Sunday, 20 March 2011

Poetry from Art at Tate Modern: Marcel Duchamp's The Large Glass

Tomorrow we'll be working with Marcel Duchamp's The Large Glass or The Bride Stripped Bare by Her Bachelors, Even, with the help of Octavio Paz's detailed description of the sculpture in his book Appearance Stripped Bare. Paz drew from Marcel Duchamp's extensive notes in a later work The Green Book. The language is a gift: "The Bride's names are Motor-Desire, Wasp, and Hanged Female, dragonfly and praying mantis..." and "The differences between the Bride's and the Bachelors' respective universes are vast. The Bride has a life-center; the Bachelors have not. They live on coal or some other raw material, drawn not from them but from their not-them..." (see below for a key to the realms of the two sexes).

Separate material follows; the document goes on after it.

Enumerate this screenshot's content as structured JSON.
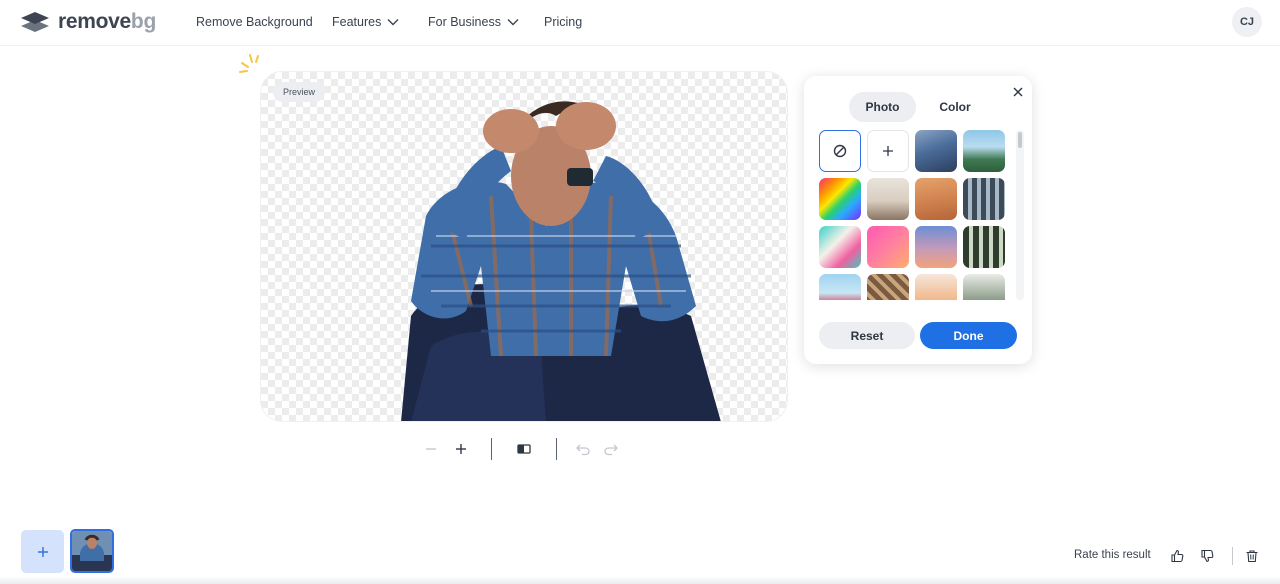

I have long been drawn to this artwork, and it informed my practice when I was a sculptor. The version now on show at Tate Modern is a reconstruction by Richard Hamilton but I remember seeing it before Tate replaced the cracked bottom pane. So when I made a large glass construction influenced by it I incorporated cracks. Duchamp made this over a period of eight years then announced it definitively unfinished. The combination of his declared subject of the relation between the sexes and his "playful physics" makes its an endlessly fascinating study. Another source book for Duchamp's notes is a long heavy hardback Notes and Projects for The Large Glass by Arturo Schwarz, where Duchamp's original notes (in French) are scrawled like poems on the right and the English translation provided on the left. The notes, sketches and diagrams are an entire looking-glass world I can get lost in for hours.